The other thing we found was that the more students knew, and the more links they were making with previous topics, the more they wanted to write and the more their writing improved. We had students writing 3,000 word essays – of very good quality, much at GCSE standard at least – in Y8. And here’s the thing: they wanted to write. There’s not a much more satisfying question, to my mind, than a class asking if we’re going to have time to redraft an essay because they know so much.

This year I’ve had a new challenge. Just before the October half-term I was tasked with putting together a new SOL for our two-year KS3. There are many issues to overcome. These eight are my main concerns:

  • It’s only two years. How can I stuff enough history in to the curriculum in order that it is broad and balanced but not just a massive list of events?
  • Although we have a bit of time in Y9 to play around with certain concepts we also need to use the extra time effectively, especially given our new GCSEs. Thus we have to squeeze more out of KS3. How can I ensure that students have had the time and space to practise communicating history?
  • Students are expected to have made their three-year progress in two. I actually think this is entirely possible for most, though the concern is that lack of breadth and/or depth. How can I give students the opportunity to improve so much faster?
  • We run on a four cycle, as opposed to three term/six half-term, calendar. This is broken into assessment and ‘super teaching’ weeks. Whilst this has had an undoubtedly positive effect on student attitudes it does place an incredible burden on staff in order to quickly turn exam papers around. The data also has to be put in to the system. How can I reduce pressure on staff whilst keeping that focus for students?
  • Our students are bright and really do want to know more.
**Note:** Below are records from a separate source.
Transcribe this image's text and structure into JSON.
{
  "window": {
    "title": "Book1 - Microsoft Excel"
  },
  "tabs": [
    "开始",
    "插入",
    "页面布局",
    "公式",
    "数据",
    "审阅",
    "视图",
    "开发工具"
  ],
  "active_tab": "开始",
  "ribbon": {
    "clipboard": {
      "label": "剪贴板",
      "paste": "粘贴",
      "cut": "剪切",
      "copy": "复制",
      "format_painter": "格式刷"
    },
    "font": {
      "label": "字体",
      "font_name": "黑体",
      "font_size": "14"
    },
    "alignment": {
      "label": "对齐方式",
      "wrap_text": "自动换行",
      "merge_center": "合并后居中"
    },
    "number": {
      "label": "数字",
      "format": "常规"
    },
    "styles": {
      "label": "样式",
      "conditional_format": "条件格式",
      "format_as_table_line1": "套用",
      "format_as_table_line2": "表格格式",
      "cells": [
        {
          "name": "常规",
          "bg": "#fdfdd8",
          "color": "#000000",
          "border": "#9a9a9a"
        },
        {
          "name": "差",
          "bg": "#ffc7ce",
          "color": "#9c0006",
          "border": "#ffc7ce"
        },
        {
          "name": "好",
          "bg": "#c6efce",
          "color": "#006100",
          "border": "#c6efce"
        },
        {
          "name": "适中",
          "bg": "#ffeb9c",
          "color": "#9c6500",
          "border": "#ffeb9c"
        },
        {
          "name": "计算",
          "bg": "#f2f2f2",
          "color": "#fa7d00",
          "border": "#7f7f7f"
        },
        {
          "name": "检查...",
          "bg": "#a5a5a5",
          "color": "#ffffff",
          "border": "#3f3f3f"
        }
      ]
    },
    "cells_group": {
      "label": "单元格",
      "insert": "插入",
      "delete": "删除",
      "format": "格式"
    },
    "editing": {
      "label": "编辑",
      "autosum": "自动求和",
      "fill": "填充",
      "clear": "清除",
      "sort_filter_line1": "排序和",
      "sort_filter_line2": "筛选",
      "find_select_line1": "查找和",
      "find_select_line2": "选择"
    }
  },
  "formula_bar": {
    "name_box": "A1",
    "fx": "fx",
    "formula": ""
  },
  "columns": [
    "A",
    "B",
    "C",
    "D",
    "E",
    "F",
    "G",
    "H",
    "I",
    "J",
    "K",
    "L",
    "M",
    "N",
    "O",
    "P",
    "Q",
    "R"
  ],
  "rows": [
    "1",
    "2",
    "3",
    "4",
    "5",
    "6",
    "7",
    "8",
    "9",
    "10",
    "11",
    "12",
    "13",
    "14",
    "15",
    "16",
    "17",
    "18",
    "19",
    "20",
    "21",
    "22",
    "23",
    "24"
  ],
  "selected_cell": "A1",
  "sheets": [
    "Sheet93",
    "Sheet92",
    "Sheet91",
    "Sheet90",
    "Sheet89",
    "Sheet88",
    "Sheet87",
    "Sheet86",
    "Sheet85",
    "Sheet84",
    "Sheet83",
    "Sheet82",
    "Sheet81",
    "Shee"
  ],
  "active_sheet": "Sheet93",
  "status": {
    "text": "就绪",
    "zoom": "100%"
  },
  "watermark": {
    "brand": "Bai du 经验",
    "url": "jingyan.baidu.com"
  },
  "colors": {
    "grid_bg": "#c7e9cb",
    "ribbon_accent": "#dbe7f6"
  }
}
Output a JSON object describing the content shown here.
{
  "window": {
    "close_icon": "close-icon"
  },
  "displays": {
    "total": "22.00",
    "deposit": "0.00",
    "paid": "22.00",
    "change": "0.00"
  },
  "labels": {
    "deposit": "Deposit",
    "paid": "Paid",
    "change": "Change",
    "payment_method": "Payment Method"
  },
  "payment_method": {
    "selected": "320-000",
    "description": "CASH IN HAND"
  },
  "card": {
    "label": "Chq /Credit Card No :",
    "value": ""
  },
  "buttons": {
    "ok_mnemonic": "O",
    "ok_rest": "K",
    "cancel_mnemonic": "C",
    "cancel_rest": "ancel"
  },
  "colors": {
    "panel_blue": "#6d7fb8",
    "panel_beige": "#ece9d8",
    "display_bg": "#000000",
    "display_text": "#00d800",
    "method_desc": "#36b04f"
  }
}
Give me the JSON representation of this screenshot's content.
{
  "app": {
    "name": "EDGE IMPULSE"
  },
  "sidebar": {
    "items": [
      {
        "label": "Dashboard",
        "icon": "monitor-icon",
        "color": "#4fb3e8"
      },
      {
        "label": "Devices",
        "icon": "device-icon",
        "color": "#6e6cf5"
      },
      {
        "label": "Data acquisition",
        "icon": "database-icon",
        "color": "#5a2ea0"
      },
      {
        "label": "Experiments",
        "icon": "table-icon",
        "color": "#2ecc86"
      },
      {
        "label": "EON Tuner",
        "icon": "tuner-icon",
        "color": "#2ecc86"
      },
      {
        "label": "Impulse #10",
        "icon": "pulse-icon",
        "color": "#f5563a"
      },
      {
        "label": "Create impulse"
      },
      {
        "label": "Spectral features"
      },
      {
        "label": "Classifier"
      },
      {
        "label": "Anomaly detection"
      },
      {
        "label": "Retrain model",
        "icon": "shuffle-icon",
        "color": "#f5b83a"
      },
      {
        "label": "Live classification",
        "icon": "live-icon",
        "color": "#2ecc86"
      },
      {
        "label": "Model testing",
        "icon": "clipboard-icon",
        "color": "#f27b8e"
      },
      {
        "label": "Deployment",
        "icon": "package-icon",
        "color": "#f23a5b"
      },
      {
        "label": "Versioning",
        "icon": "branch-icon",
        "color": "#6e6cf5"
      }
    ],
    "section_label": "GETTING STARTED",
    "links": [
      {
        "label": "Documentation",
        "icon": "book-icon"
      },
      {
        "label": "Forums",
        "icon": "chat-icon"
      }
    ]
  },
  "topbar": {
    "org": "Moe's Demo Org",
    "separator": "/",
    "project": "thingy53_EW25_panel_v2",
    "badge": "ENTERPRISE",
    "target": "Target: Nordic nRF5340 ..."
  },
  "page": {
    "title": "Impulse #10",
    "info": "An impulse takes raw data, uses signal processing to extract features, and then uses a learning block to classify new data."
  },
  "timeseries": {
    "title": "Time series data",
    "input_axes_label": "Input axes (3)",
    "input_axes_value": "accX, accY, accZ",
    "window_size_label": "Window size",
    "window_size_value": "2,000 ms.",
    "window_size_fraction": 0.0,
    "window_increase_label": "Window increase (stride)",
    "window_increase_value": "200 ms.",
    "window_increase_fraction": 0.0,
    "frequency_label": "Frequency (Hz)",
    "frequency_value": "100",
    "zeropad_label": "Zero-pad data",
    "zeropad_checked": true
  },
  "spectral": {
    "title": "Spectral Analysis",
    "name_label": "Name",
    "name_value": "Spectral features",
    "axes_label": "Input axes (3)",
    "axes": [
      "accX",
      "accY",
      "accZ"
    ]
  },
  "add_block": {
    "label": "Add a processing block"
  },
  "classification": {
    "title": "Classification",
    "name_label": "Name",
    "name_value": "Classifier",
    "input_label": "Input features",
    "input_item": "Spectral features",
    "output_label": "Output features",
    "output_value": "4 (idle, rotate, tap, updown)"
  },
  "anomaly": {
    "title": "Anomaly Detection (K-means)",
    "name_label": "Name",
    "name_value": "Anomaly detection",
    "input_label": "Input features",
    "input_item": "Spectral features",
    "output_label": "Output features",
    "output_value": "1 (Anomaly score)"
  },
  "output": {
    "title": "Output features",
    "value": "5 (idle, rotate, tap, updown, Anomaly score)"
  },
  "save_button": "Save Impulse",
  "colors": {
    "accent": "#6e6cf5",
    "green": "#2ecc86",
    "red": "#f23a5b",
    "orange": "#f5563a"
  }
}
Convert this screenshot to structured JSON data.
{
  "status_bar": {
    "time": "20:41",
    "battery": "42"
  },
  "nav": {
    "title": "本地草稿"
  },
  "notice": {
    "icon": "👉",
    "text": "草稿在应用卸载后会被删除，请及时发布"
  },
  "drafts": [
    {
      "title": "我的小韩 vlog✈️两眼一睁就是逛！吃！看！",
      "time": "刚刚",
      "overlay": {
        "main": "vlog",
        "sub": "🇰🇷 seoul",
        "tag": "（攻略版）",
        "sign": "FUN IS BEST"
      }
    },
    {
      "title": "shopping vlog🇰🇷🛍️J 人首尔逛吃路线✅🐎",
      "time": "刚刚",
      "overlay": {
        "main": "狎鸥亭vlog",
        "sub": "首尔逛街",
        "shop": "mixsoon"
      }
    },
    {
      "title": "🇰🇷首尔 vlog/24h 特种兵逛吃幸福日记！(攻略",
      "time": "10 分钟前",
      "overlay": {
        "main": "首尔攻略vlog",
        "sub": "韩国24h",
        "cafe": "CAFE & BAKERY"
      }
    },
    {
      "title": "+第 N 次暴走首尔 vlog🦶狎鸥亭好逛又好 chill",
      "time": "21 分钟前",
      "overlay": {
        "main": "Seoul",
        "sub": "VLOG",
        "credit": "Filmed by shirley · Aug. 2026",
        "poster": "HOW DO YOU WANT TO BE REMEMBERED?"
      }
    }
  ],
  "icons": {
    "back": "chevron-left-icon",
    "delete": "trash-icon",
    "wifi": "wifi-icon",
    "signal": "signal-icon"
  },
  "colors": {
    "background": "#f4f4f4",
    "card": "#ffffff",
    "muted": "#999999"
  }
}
But they also lack self-esteem at a level I’ve not really come across before. They also have no idea how to succeed. The school is working hard to change this but it’s a very difficult task. So, how can I increase the challenge in a knowledge-rich curriculum whilst offering enough support to ensure students don’t give up?
  • We assess both knowledge and skills, the latter using a skills grid. But there are no skills in history, I’d argue, and assessing via second-order concepts on a 25-point scale is likely to be both unreliable and valueless. How can I create assessments which both fit the school’s policy but also have meaning in the history classroom?
  • Y8 did not study history in Y7. They essentially have one year to master the basics before picking their GCSEs. How do I give them a curriculum that is going to support their history as well as enabling them to make informed decisions at the beginning of 2016?
  • Finally, there are only three history teachers. The rest of the entire of Y7 and Y8 is taught by non-specialists. With six GCSE classes plus A level I hardly teach Y8 at all. So how do I make all this accesible to non-specialists whilst ensuring the history is top-notch? And how do I avoid creating stand-alone, PPT-driven lessons? Indeed; will I be able to manage this?

Over the next couple of weeks I’m going to explain my methods and reasoning by focusing on each of the eight questions above in three posts: curriculum, assessment and resourcing. I do not expect to get this all right the first time: I expect to make mistakes; I expect to have to swallow some principles; I expect some readers to question what I’m doing and offer (hopefully constructive) criticism.

And if you do think I should be asking something else then please let me know. I might have just forgotten to write it down here or I might genuinely have not thought about it – please tell me!